WHAT THE TASK ASKS: Print the entries underneath word for word, omitting whatever pictures they contain.

PROVIDED INFORMATION:
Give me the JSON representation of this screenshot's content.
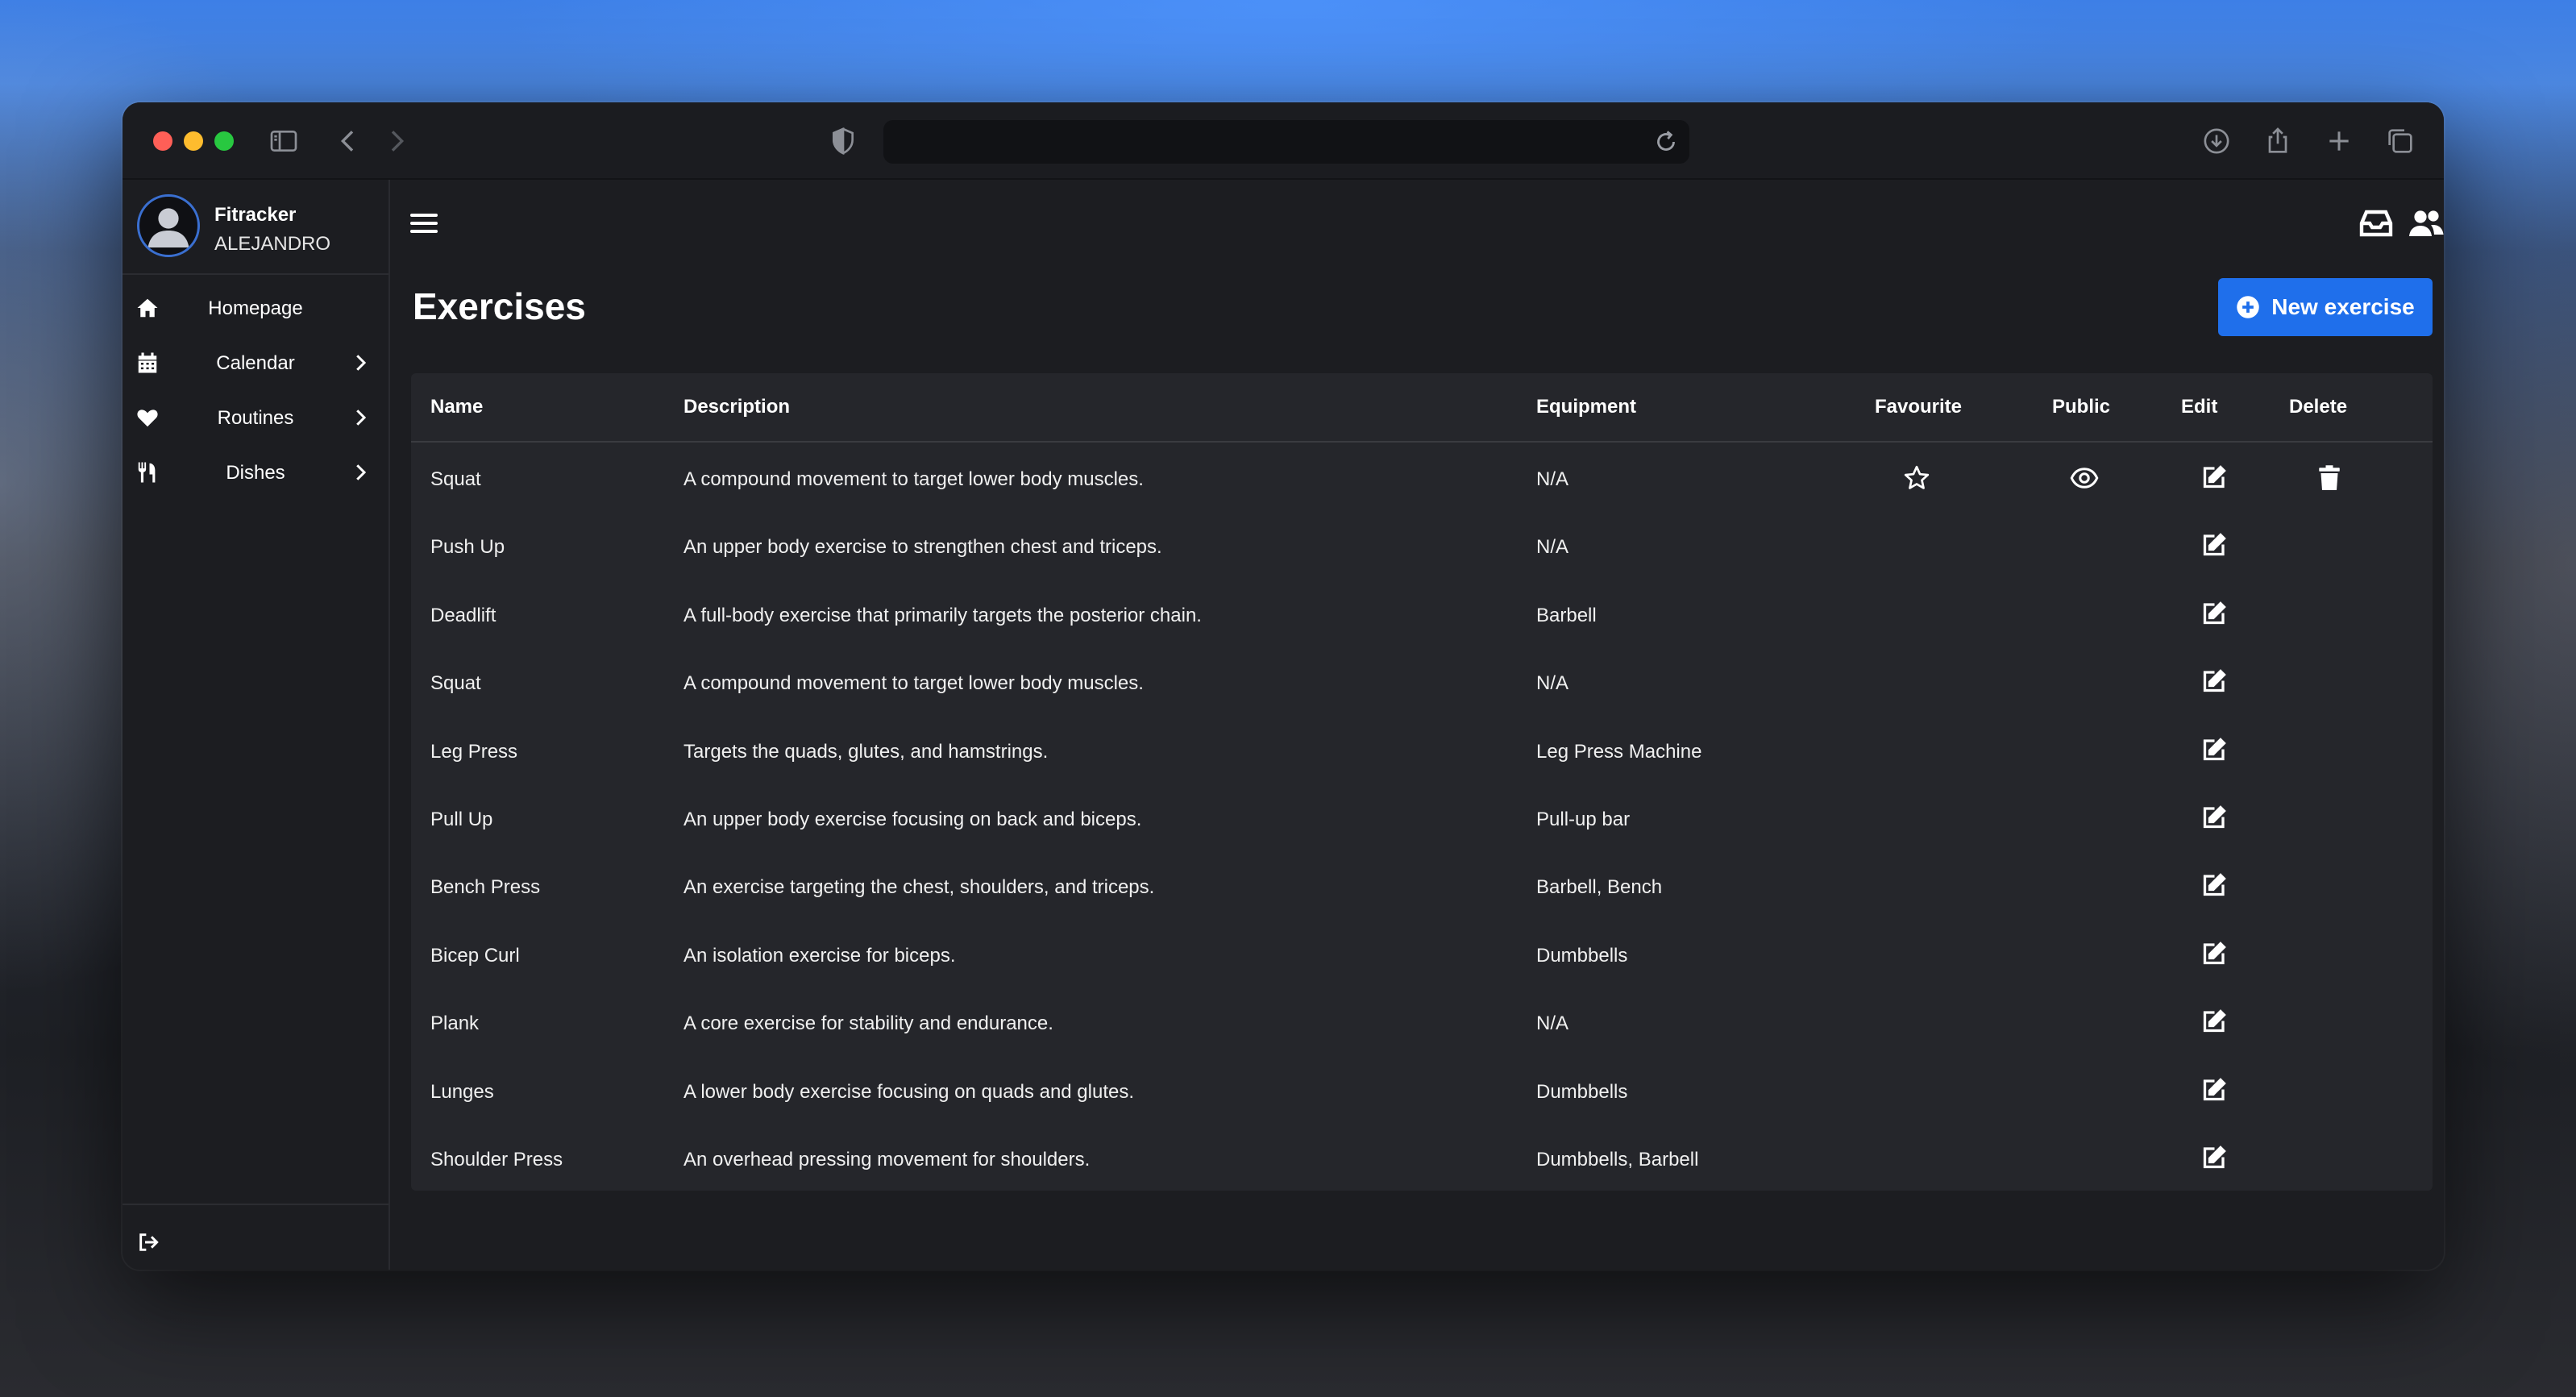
{
  "browser": {
    "url": ""
  },
  "sidebar": {
    "app_name": "Fitracker",
    "user_name": "ALEJANDRO",
    "items": [
      {
        "label": "Homepage",
        "icon": "home-icon",
        "has_chevron": false
      },
      {
        "label": "Calendar",
        "icon": "calendar-icon",
        "has_chevron": true
      },
      {
        "label": "Routines",
        "icon": "heart-icon",
        "has_chevron": true
      },
      {
        "label": "Dishes",
        "icon": "utensils-icon",
        "has_chevron": true
      }
    ]
  },
  "header": {
    "title": "Exercises",
    "new_button_label": "New exercise"
  },
  "table": {
    "columns": {
      "name": "Name",
      "description": "Description",
      "equipment": "Equipment",
      "favourite": "Favourite",
      "public": "Public",
      "edit": "Edit",
      "delete": "Delete"
    },
    "rows": [
      {
        "name": "Squat",
        "description": "A compound movement to target lower body muscles.",
        "equipment": "N/A",
        "own": true
      },
      {
        "name": "Push Up",
        "description": "An upper body exercise to strengthen chest and triceps.",
        "equipment": "N/A",
        "own": false
      },
      {
        "name": "Deadlift",
        "description": "A full-body exercise that primarily targets the posterior chain.",
        "equipment": "Barbell",
        "own": false
      },
      {
        "name": "Squat",
        "description": "A compound movement to target lower body muscles.",
        "equipment": "N/A",
        "own": false
      },
      {
        "name": "Leg Press",
        "description": "Targets the quads, glutes, and hamstrings.",
        "equipment": "Leg Press Machine",
        "own": false
      },
      {
        "name": "Pull Up",
        "description": "An upper body exercise focusing on back and biceps.",
        "equipment": "Pull-up bar",
        "own": false
      },
      {
        "name": "Bench Press",
        "description": "An exercise targeting the chest, shoulders, and triceps.",
        "equipment": "Barbell, Bench",
        "own": false
      },
      {
        "name": "Bicep Curl",
        "description": "An isolation exercise for biceps.",
        "equipment": "Dumbbells",
        "own": false
      },
      {
        "name": "Plank",
        "description": "A core exercise for stability and endurance.",
        "equipment": "N/A",
        "own": false
      },
      {
        "name": "Lunges",
        "description": "A lower body exercise focusing on quads and glutes.",
        "equipment": "Dumbbells",
        "own": false
      },
      {
        "name": "Shoulder Press",
        "description": "An overhead pressing movement for shoulders.",
        "equipment": "Dumbbells, Barbell",
        "own": false
      }
    ]
  },
  "colors": {
    "accent": "#1f6feb",
    "background": "#1c1d21",
    "table_background": "#25262b"
  }
}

EXERCISE RESPONSE:
Give me the JSON representation of this screenshot's content.
{
  "browser": {
    "url": ""
  },
  "sidebar": {
    "app_name": "Fitracker",
    "user_name": "ALEJANDRO",
    "items": [
      {
        "label": "Homepage",
        "icon": "home-icon",
        "has_chevron": false
      },
      {
        "label": "Calendar",
        "icon": "calendar-icon",
        "has_chevron": true
      },
      {
        "label": "Routines",
        "icon": "heart-icon",
        "has_chevron": true
      },
      {
        "label": "Dishes",
        "icon": "utensils-icon",
        "has_chevron": true
      }
    ]
  },
  "header": {
    "title": "Exercises",
    "new_button_label": "New exercise"
  },
  "table": {
    "columns": {
      "name": "Name",
      "description": "Description",
      "equipment": "Equipment",
      "favourite": "Favourite",
      "public": "Public",
      "edit": "Edit",
      "delete": "Delete"
    },
    "rows": [
      {
        "name": "Squat",
        "description": "A compound movement to target lower body muscles.",
        "equipment": "N/A",
        "own": true
      },
      {
        "name": "Push Up",
        "description": "An upper body exercise to strengthen chest and triceps.",
        "equipment": "N/A",
        "own": false
      },
      {
        "name": "Deadlift",
        "description": "A full-body exercise that primarily targets the posterior chain.",
        "equipment": "Barbell",
        "own": false
      },
      {
        "name": "Squat",
        "description": "A compound movement to target lower body muscles.",
        "equipment": "N/A",
        "own": false
      },
      {
        "name": "Leg Press",
        "description": "Targets the quads, glutes, and hamstrings.",
        "equipment": "Leg Press Machine",
        "own": false
      },
      {
        "name": "Pull Up",
        "description": "An upper body exercise focusing on back and biceps.",
        "equipment": "Pull-up bar",
        "own": false
      },
      {
        "name": "Bench Press",
        "description": "An exercise targeting the chest, shoulders, and triceps.",
        "equipment": "Barbell, Bench",
        "own": false
      },
      {
        "name": "Bicep Curl",
        "description": "An isolation exercise for biceps.",
        "equipment": "Dumbbells",
        "own": false
      },
      {
        "name": "Plank",
        "description": "A core exercise for stability and endurance.",
        "equipment": "N/A",
        "own": false
      },
      {
        "name": "Lunges",
        "description": "A lower body exercise focusing on quads and glutes.",
        "equipment": "Dumbbells",
        "own": false
      },
      {
        "name": "Shoulder Press",
        "description": "An overhead pressing movement for shoulders.",
        "equipment": "Dumbbells, Barbell",
        "own": false
      }
    ]
  },
  "colors": {
    "accent": "#1f6feb",
    "background": "#1c1d21",
    "table_background": "#25262b"
  }
}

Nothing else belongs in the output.